Happy 175th Birthday, Modest Mussorgsky!
Copied from Wikipedia:
Modest Petrovich Mussorgsky (Russian: Модест Петрович Мусоргский, IPA: [mɐˈdest ˈmusərkskʲɪj]; 21 March [O.S. 9 March] 1839 – 28 March [O.S. 16 March] 1881) was a Russian composer, one of the group known as “The Five“. He was an innovator of Russian music in the romantic period. He strove to achieve a uniquely Russian musical identity, often in deliberate defiance of the established conventions of Western music.
Many of his works were inspired by Russian history, Russian folklore, and other nationalist themes. Such works include the opera Boris Godunov, the orchestral tone poem Night on Bald Mountain, and the piano suite Pictures at an Exhibition.
For many years Mussorgsky’s works were mainly known in versions revised or completed by other composers. Many of his most important compositions have recently come into their own in their original forms, and some of the original scores are now also available.
From Darin: I have long been a fan of Modest Mussorgsky’s work, particularly Pictures at an Exhibition, and his dramatic use of music to tell a story without words. These incredible melodies, along with the compelling names of the various movements of Pictures, were among the first inspirations for my novel, The Mussorgsky Riddle. Truth be told, it all came to me when I was reading the back of the Pictures CD a few years ago and a simple connection formed in my head: “These are chapter titles.” From there, months and months of brainstorming of how to bring this piece of music to life eventually led to the novel being published by Curiosity Quills Press Fall/Winter 2014.
From Viktor Hartmann’s original paintings to Mussorgsky’s piano to Ravel’s orchestration to Emerson, Lake, and Palmer’s rock album, to my novel… Who knows what might come next?
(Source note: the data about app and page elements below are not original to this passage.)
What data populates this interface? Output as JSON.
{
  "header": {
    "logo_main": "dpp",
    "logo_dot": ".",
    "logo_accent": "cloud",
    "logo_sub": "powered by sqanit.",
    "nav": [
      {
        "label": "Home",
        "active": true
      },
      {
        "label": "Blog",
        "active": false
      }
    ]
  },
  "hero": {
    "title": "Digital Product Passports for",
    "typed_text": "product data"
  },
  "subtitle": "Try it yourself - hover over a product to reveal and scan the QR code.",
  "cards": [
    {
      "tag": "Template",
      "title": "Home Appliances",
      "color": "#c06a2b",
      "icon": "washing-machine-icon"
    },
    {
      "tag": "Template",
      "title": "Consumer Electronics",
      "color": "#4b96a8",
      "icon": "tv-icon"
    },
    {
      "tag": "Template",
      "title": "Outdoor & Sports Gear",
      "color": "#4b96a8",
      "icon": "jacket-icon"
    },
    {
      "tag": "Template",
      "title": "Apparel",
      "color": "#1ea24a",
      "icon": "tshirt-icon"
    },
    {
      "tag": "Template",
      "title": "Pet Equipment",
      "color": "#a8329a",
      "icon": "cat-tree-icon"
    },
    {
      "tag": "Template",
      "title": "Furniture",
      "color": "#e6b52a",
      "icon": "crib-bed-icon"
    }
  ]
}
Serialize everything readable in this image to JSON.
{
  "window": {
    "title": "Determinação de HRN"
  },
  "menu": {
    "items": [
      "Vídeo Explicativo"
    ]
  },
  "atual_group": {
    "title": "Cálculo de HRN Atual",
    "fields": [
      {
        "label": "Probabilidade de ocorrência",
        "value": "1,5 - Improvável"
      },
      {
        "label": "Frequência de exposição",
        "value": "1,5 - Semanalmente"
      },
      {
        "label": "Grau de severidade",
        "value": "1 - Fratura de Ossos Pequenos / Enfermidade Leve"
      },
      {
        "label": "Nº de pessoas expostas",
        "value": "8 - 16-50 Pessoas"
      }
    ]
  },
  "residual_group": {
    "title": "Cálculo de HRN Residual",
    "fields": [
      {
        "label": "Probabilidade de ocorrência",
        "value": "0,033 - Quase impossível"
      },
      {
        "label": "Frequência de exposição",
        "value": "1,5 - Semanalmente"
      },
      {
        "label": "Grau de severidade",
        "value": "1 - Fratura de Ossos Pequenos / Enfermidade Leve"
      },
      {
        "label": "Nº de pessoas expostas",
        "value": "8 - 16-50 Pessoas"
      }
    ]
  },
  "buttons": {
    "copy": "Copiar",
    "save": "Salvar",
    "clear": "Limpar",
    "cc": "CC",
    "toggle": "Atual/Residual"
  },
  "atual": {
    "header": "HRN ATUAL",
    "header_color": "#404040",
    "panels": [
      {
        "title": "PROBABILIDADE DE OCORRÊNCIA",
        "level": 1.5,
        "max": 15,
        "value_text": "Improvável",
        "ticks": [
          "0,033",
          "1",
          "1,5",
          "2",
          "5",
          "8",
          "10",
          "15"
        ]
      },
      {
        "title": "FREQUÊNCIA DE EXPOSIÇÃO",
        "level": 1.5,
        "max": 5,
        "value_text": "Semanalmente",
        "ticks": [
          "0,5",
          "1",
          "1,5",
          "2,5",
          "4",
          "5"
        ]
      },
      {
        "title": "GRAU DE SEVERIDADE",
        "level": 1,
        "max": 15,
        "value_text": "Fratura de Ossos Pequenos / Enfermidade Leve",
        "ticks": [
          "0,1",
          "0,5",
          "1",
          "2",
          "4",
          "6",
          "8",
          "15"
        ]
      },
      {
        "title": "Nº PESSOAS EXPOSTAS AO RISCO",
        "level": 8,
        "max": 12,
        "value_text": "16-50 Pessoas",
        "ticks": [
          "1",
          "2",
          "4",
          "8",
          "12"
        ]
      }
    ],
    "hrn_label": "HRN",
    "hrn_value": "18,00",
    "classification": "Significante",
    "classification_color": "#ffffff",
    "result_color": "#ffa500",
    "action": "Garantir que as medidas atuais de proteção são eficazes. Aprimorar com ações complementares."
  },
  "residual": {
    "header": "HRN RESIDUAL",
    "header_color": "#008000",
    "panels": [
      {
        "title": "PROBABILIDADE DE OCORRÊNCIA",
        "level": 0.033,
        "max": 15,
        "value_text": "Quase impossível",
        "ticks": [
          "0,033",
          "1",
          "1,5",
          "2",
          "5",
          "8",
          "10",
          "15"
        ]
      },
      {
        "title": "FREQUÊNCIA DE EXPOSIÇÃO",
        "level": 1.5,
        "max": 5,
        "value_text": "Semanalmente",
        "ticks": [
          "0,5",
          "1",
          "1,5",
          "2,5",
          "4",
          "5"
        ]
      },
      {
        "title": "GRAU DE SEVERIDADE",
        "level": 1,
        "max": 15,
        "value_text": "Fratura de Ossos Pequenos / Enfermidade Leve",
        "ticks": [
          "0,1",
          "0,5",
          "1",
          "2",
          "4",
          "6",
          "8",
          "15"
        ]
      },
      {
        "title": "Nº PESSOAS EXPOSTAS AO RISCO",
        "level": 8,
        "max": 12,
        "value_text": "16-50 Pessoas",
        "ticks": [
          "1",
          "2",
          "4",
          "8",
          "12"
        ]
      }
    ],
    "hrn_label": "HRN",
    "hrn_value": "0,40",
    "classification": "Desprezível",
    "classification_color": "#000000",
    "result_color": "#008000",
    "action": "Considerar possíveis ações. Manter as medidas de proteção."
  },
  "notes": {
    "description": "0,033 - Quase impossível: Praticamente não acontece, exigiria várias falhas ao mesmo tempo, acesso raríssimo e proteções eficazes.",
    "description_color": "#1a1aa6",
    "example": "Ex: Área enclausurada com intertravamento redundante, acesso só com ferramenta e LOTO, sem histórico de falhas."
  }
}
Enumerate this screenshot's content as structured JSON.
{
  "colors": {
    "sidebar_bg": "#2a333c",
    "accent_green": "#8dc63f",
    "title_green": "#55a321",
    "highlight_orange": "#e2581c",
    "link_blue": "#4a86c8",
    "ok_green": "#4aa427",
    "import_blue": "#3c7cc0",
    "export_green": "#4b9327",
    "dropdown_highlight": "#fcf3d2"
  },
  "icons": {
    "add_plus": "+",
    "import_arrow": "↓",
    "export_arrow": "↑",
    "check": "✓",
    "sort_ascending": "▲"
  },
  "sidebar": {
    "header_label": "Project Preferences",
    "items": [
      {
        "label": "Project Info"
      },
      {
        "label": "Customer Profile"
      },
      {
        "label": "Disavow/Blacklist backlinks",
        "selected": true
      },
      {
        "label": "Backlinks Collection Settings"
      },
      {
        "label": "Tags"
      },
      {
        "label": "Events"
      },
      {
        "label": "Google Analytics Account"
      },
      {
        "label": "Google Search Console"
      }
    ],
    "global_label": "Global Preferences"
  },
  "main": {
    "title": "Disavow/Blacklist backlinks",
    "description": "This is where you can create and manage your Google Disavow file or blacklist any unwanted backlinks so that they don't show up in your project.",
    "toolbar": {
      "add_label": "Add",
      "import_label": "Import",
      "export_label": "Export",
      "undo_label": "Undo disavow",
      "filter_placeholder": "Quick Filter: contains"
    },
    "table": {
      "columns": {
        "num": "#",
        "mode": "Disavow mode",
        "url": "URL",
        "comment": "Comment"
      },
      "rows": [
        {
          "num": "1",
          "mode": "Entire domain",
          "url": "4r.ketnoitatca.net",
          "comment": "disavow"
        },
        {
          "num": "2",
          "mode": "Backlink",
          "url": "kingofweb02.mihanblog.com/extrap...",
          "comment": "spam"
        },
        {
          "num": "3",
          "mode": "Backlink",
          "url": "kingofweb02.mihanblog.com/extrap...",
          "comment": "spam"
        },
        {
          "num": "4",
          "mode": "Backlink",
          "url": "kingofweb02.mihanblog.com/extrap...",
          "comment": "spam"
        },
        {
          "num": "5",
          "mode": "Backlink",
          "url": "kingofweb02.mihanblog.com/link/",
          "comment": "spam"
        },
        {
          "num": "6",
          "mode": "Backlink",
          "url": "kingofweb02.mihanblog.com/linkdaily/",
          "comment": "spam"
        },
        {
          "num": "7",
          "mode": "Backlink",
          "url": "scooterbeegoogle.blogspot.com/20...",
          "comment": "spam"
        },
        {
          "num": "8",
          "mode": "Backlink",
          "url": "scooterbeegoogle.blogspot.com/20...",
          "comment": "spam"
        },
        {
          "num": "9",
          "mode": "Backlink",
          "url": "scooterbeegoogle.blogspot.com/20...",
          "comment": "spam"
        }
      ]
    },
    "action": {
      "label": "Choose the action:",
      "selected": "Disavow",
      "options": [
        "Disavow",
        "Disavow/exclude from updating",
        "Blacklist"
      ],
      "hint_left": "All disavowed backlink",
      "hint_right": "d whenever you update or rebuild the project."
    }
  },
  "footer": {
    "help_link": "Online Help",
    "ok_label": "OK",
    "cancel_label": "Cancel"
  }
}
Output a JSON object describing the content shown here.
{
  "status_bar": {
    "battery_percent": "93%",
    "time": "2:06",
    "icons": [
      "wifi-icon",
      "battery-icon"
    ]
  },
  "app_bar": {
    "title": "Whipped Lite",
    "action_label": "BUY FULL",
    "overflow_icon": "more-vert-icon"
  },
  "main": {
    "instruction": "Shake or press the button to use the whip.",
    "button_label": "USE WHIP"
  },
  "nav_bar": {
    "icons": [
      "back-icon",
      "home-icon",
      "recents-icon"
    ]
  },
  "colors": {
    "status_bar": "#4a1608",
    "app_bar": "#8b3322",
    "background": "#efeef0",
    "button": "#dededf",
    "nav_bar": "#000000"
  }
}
Here’s to you, Modest Mussorgsky. I hope I did you proud.